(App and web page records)

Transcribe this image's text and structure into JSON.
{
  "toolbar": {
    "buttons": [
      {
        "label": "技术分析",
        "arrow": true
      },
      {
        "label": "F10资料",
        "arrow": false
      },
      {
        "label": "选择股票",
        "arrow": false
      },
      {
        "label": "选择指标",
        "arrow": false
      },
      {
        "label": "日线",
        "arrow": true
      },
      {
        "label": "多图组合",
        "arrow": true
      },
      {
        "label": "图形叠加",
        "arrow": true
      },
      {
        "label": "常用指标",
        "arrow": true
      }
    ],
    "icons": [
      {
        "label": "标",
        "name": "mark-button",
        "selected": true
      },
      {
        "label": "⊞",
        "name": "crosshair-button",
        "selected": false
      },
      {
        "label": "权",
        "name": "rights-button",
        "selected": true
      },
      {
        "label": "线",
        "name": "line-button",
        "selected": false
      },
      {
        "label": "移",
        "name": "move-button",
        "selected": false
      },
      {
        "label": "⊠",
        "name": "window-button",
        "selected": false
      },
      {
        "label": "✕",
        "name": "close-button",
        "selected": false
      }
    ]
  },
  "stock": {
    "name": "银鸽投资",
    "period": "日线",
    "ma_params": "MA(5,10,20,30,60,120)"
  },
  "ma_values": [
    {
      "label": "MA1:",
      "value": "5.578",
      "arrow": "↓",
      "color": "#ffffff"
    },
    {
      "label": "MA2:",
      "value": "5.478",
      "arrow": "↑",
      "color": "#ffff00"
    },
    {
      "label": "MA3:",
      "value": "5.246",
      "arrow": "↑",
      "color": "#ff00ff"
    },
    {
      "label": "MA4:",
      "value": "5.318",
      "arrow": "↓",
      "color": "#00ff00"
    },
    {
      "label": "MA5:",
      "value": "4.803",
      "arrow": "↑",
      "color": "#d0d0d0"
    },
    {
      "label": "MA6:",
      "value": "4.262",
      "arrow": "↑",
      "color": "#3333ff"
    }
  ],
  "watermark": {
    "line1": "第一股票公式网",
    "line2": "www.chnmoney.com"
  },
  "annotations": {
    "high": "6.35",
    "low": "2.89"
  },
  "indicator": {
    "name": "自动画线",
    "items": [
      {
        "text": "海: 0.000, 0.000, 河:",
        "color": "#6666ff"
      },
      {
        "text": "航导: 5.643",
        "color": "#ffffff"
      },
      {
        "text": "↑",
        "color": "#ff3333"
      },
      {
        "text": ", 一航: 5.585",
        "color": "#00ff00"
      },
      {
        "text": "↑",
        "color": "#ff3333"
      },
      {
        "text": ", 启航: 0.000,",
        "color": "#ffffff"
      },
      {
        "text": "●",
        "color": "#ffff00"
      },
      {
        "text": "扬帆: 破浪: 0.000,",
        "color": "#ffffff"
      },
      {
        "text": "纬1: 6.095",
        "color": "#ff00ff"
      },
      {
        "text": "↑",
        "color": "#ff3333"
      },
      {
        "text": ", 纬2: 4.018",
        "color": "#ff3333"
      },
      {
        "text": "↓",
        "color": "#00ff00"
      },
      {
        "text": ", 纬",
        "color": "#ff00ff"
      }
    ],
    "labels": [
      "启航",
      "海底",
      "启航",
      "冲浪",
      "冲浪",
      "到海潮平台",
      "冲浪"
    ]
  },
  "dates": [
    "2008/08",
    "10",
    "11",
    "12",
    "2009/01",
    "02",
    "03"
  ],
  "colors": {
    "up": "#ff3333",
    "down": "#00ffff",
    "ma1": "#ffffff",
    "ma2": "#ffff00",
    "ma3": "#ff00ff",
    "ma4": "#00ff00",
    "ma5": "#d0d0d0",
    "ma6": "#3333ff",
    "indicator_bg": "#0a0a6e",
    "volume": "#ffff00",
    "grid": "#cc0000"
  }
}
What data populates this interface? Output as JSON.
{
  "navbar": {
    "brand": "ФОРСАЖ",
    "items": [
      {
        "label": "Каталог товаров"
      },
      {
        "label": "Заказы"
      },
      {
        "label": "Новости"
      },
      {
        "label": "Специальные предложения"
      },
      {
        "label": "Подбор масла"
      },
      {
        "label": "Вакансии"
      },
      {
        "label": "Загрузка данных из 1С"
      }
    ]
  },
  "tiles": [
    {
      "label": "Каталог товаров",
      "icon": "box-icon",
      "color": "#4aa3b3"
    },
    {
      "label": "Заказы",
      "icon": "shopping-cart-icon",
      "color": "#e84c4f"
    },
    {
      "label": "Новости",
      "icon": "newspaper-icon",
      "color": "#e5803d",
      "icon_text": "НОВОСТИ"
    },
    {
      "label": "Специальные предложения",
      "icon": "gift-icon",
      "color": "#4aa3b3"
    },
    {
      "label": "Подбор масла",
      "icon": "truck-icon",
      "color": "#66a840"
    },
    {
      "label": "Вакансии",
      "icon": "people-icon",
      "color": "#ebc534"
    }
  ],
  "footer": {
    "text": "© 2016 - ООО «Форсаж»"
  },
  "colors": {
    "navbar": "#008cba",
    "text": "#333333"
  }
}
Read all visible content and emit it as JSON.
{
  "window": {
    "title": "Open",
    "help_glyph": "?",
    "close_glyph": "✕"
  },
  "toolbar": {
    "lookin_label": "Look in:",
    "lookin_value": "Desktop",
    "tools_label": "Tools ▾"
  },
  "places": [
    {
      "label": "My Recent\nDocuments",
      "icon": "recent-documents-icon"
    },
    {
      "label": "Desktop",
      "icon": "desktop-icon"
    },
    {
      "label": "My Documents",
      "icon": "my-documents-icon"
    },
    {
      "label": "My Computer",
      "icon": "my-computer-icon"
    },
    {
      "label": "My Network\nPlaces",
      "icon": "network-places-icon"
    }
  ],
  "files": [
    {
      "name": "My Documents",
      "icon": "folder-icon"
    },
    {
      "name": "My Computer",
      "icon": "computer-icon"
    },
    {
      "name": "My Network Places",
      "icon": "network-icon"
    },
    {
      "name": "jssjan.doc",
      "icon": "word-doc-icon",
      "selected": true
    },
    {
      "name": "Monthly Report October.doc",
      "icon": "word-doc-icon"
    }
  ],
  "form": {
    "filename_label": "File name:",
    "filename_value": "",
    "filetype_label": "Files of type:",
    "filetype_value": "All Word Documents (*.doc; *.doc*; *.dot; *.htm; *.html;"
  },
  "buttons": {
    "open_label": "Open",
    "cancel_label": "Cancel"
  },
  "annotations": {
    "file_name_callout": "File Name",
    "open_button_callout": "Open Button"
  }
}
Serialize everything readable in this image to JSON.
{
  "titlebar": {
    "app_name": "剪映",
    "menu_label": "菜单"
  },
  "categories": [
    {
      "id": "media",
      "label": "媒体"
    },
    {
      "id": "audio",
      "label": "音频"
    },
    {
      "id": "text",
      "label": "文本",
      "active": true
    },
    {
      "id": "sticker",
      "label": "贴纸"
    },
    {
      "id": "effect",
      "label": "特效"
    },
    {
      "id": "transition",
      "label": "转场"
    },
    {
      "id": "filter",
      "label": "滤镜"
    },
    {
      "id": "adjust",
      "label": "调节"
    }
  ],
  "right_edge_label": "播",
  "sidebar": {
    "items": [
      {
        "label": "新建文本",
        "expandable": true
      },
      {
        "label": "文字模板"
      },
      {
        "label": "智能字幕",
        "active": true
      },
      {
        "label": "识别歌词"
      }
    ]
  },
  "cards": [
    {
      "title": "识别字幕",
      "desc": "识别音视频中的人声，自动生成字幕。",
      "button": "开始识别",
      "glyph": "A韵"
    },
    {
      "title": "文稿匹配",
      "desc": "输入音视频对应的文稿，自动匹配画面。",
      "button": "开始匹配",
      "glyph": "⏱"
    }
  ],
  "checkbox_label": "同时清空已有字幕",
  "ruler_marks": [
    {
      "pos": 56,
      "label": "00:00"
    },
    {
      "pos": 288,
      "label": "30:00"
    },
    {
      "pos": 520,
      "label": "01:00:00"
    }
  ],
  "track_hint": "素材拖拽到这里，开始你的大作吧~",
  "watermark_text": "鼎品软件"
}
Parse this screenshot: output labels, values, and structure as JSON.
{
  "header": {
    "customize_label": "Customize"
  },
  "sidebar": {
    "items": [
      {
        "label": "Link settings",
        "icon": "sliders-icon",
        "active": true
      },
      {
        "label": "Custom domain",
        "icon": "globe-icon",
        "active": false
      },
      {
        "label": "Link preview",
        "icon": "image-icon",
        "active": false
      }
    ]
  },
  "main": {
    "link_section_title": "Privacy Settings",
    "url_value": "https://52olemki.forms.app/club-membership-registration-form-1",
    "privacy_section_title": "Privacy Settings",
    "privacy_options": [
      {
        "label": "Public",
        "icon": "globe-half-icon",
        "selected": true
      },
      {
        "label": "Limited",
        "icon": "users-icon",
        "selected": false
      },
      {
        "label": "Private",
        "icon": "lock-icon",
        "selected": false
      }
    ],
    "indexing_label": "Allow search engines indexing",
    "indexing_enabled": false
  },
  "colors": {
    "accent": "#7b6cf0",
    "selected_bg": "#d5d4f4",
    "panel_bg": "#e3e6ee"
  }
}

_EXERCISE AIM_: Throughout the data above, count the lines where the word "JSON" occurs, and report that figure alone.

_RESULT BELOW_: 5